For those of you who don't know the name, Robert makes fruit marmalades, syrups and cakes in Northern California that we carry. He picks a lot of the citrus himself so he's super knowledgeable about the agriculture not just the processing. I have a story about the amazing grove of 700 rare citrus trees I visited with him here.)

Wednesday, April 3, 2013

Drank No. 6: Brooklyn Social, or Curved Bars and The Buyback

The Brooklyn Social is my neighborhood bar. As far as neighborhood bars go it’s no Del Rio, God rest its soul, but it earns high marks.

In Brooklyn a neighborhood bar means there are two busy periods on weekdays. One is right after work—6 to 8pm—when the F subway line empties the bankers from Wall Street and publishers from Midtown. You spot a lot of wingtips, a few loose ties, women in heeled boots. The second period is after 10pm. Writers, musicians and anyone else who doesn’t have to wake up early arrives then.

The name Brooklyn Social is a reference to the Italian social clubs that litter my neighborhood. This used to be one of those clubs. Members’ portraits still hang on the walls. Sometimes family come in and reminisce. There’s a framed portrait of JFK too, who, I guess, being Catholic, is an honorary Italian. For me, this helps place the bar and all good bars have a sense of place, a feeling that you could be nowhere else but here.

The bar top is curved, a soft “L” shape. If any of you are going to build a bar some day remember this: make it curve. It’s a key to making a bar work its magic. The reason is people go to bars to look at each other. You can’t do that when the bar is laid in a straight line. (Mirrors help, too.)

There is an old fashioned cash register, not digital, the one that clanks, standard issue for most bars in New York.

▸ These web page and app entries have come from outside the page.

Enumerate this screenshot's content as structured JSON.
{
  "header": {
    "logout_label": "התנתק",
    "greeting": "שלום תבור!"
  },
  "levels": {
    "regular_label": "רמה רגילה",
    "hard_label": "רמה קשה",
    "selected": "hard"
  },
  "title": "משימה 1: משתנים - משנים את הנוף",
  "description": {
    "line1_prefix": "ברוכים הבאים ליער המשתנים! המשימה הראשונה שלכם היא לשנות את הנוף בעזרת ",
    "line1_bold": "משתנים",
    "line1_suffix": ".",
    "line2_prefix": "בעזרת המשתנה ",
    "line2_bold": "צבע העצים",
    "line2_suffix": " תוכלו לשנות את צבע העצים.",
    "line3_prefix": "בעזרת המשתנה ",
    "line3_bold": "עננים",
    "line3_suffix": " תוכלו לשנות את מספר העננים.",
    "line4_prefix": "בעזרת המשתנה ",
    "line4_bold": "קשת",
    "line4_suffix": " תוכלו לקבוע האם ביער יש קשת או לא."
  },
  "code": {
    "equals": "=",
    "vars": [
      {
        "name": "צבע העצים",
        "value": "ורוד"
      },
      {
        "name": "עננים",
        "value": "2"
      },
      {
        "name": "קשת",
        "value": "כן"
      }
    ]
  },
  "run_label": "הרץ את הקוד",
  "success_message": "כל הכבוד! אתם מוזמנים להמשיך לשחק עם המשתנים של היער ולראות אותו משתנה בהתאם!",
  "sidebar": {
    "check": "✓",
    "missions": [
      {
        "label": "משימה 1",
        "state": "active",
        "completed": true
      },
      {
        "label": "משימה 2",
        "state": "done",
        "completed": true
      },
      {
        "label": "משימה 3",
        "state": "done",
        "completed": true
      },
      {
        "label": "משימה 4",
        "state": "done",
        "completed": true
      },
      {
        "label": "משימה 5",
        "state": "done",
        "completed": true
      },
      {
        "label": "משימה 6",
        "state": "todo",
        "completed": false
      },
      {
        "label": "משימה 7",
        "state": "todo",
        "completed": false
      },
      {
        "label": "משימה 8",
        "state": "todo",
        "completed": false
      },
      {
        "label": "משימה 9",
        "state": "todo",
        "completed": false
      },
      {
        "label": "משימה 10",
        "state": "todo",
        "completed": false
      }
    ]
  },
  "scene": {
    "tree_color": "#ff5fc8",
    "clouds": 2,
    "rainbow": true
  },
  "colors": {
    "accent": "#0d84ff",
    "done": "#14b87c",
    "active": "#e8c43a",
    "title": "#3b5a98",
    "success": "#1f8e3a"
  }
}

There are fresh herbs and citrus on the bar.

Citrus peels get lit for several drinks. This is where the Brooklyn Social makes one of its few mistakes. Folks, if you’re going to do pyrotechnics—I like it, it makes great bar theater—make sure to remove the wax from the peel first. All citrus is waxed these days. You light it without washing and your customer’s drink will smell like a tire fire.

Neighborhood bars in Brooklyn also have a wonderful tradition: the buyback. It works like this. You come in now and then. You buy a couple drinks. You tip well. You don’t be a douche. Once in a while, when you order a third, the bartender says, “I got this one.” You tip extra well and say thank you—you just got a free drink. Buybacks are probably illegal for all I know. But they do create regulars.

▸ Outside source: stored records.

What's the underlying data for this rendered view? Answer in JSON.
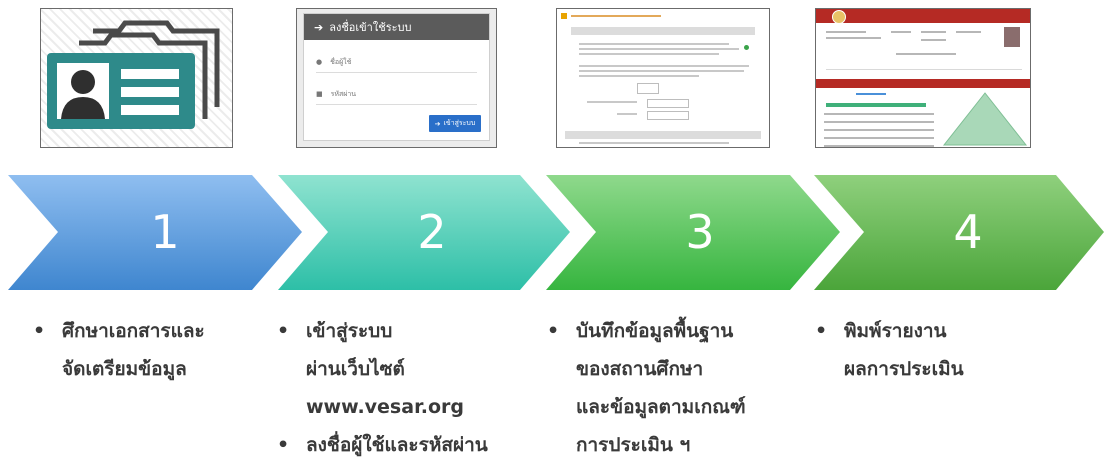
{
  "thumbnails": {
    "login": {
      "title": "ลงชื่อเข้าใช้ระบบ",
      "username_placeholder": "ชื่อผู้ใช้",
      "password_placeholder": "รหัสผ่าน",
      "submit_label": "เข้าสู่ระบบ"
    }
  },
  "steps": [
    {
      "number": "1",
      "color_start": "#8fbef0",
      "color_end": "#3f86cf"
    },
    {
      "number": "2",
      "color_start": "#8fe3d0",
      "color_end": "#2dbfa7"
    },
    {
      "number": "3",
      "color_start": "#8fd98c",
      "color_end": "#36b53f"
    },
    {
      "number": "4",
      "color_start": "#8fd07d",
      "color_end": "#4ba53a"
    }
  ],
  "bullets": {
    "step1": [
      {
        "lines": [
          "ศึกษาเอกสารและ",
          "จัดเตรียมข้อมูล"
        ]
      }
    ],
    "step2": [
      {
        "lines": [
          "เข้าสู่ระบบ",
          "ผ่านเว็บไซต์",
          "www.vesar.org"
        ]
      },
      {
        "lines": [
          "ลงชื่อผู้ใช้และรหัสผ่าน"
        ]
      }
    ],
    "step3": [
      {
        "lines": [
          "บันทึกข้อมูลพื้นฐาน",
          "ของสถานศึกษา",
          "และข้อมูลตามเกณฑ์",
          "การประเมิน ฯ"
        ]
      }
    ],
    "step4": [
      {
        "lines": [
          "พิมพ์รายงาน",
          "ผลการประเมิน"
        ]
      }
    ]
  }
}
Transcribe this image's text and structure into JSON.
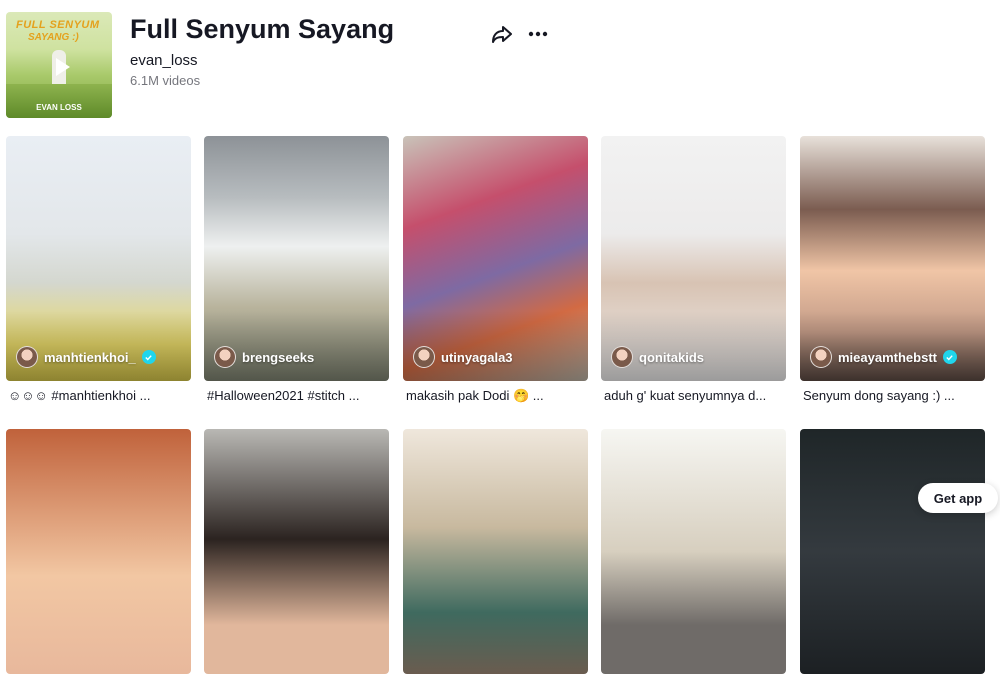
{
  "sound": {
    "cover_text_line1": "FULL SENYUM",
    "cover_text_line2": "SAYANG :)",
    "cover_label": "EVAN LOSS",
    "title": "Full Senyum Sayang",
    "artist": "evan_loss",
    "video_count": "6.1M videos"
  },
  "videos": [
    {
      "username": "manhtienkhoi_",
      "verified": true,
      "caption": "☺☺☺ #manhtienkhoi ..."
    },
    {
      "username": "brengseeks",
      "verified": false,
      "caption": "#Halloween2021 #stitch ..."
    },
    {
      "username": "utinyagala3",
      "verified": false,
      "caption": "makasih pak Dodi 🤭 ..."
    },
    {
      "username": "qonitakids",
      "verified": false,
      "caption": "aduh g' kuat senyumnya d..."
    },
    {
      "username": "mieayamthebstt",
      "verified": true,
      "caption": "Senyum dong sayang :) ..."
    }
  ],
  "get_app_label": "Get app",
  "colors": {
    "verified": "#20d5ec",
    "text": "#161823"
  }
}
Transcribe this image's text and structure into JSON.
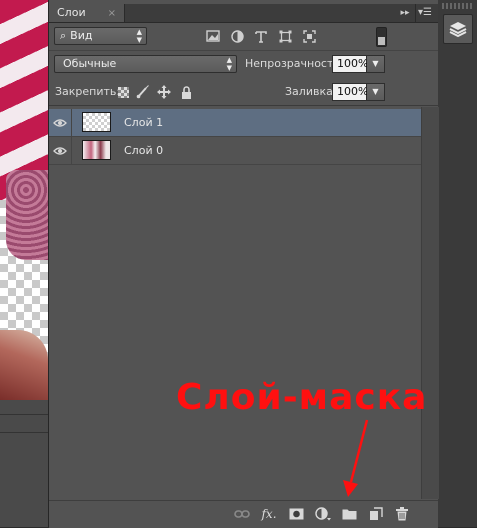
{
  "panel": {
    "tab_label": "Слои",
    "tab_close": "×",
    "collapse_glyph": "▸▸",
    "menu_glyph": "▾☰"
  },
  "filter": {
    "kind_label": "Вид",
    "search_glyph": "⌕"
  },
  "blend": {
    "mode": "Обычные",
    "opacity_label": "Непрозрачность:",
    "opacity_value": "100%"
  },
  "lock": {
    "label": "Закрепить:",
    "fill_label": "Заливка:",
    "fill_value": "100%"
  },
  "layers": [
    {
      "name": "Слой 1",
      "selected": true,
      "thumbnail": "transparent"
    },
    {
      "name": "Слой 0",
      "selected": false,
      "thumbnail": "photo"
    }
  ],
  "annotation": {
    "text": "Слой-маска",
    "color": "#ff1010"
  },
  "footer": {
    "fx_label": "fx."
  },
  "colors": {
    "panel_bg": "#535353",
    "selected_row": "#5e6e82",
    "annotation_red": "#ff1010"
  }
}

This is the kind of place where bartenders are a fixture, part of the reason you come. You don’t know their names but they say, “Hello,” and “It’s nice to see you again” if you’re a regular. The one I see most often, Ivan, is a bit of a lothario, but he’s also the kind of guy who recognizes when you’re reading The Savage Detectives and tells you how much he liked it.

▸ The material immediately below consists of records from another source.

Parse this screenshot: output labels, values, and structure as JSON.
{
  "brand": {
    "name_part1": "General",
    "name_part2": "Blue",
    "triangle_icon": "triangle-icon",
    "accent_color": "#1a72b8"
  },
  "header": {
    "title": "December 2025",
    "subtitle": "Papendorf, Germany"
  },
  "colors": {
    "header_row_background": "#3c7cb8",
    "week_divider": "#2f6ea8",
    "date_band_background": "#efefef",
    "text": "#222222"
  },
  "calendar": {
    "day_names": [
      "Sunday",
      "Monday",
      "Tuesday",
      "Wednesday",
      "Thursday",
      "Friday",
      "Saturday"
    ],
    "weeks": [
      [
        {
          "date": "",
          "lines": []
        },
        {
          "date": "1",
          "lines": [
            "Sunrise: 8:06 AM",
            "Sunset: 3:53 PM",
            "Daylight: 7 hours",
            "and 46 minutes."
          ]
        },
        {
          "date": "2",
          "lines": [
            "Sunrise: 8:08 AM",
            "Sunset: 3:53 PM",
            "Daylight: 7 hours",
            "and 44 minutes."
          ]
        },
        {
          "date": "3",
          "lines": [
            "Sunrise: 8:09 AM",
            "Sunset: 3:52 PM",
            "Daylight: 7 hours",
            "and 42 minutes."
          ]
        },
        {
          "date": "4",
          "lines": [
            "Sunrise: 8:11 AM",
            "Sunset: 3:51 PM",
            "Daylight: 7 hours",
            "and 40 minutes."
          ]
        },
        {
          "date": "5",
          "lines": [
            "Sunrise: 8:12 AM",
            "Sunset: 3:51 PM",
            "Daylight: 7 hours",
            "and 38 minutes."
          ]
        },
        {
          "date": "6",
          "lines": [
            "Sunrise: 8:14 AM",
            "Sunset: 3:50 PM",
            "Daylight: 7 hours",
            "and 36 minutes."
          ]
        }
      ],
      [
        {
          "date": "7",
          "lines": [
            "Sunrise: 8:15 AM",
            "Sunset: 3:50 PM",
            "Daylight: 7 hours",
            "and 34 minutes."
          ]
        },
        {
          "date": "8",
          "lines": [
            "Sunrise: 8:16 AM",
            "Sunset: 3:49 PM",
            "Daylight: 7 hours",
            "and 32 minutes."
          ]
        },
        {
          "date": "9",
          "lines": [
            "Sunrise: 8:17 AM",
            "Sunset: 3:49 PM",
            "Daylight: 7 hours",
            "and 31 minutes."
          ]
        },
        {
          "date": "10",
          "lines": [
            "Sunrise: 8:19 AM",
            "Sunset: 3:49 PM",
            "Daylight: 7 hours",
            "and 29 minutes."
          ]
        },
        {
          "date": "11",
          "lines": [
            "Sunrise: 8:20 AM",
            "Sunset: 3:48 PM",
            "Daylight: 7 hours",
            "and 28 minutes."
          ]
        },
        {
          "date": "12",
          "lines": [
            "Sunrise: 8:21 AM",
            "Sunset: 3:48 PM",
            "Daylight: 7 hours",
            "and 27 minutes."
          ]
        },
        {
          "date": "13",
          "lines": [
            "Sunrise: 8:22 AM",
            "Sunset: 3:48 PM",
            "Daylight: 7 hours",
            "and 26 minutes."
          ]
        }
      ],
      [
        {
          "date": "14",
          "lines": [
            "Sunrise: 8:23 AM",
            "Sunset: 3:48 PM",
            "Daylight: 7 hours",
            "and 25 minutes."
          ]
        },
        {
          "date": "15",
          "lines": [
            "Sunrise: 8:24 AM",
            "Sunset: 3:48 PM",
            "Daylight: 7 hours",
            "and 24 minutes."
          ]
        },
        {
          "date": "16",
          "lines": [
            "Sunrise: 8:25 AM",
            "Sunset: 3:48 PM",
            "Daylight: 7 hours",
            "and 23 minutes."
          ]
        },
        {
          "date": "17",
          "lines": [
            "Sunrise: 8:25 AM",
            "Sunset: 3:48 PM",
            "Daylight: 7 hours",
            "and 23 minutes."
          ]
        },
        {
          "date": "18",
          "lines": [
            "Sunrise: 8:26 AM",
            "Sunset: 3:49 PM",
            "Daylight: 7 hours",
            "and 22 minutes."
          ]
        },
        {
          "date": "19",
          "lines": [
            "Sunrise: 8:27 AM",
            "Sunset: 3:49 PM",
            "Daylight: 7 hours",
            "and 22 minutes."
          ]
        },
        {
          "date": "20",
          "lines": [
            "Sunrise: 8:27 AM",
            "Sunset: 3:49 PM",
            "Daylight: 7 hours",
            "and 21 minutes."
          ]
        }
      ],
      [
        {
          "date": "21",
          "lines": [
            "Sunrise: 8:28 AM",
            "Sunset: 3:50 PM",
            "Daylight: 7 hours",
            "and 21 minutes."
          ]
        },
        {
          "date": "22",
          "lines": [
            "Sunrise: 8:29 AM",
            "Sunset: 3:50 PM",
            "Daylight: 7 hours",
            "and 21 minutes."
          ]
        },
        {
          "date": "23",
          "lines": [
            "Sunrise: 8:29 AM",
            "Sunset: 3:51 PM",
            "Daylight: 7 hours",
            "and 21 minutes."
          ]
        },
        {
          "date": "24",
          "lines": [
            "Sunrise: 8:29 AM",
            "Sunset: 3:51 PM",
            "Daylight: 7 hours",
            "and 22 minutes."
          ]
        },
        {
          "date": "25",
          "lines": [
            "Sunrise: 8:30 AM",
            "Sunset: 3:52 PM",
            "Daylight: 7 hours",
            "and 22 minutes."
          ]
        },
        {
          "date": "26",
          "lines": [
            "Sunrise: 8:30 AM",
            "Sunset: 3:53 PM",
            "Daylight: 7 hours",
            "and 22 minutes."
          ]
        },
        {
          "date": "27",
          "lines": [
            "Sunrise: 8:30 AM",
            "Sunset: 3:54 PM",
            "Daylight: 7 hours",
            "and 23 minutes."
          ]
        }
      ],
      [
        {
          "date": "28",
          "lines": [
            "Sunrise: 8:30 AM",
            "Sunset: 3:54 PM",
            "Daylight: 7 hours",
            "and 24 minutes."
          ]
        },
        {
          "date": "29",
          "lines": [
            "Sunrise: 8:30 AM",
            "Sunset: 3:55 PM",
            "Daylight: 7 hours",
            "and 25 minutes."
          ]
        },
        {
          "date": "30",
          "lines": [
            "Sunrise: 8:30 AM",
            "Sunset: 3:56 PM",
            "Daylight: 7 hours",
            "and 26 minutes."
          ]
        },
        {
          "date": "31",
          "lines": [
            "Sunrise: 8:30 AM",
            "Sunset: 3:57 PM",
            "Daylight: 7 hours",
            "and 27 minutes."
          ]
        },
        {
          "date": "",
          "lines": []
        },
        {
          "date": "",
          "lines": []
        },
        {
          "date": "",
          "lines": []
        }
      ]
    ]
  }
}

The bar menu is the size of an index card. It lists ten drinks, all nine bucks each. I appreciate the brevity. It says what they’re about quickly (cocktails with an Italian edge). You can hold it to a candle and read it all in a minute and make up your mind quick because, hey, this is a neighborhood bar, the lothario is going to take your order now, there are girls to talk to.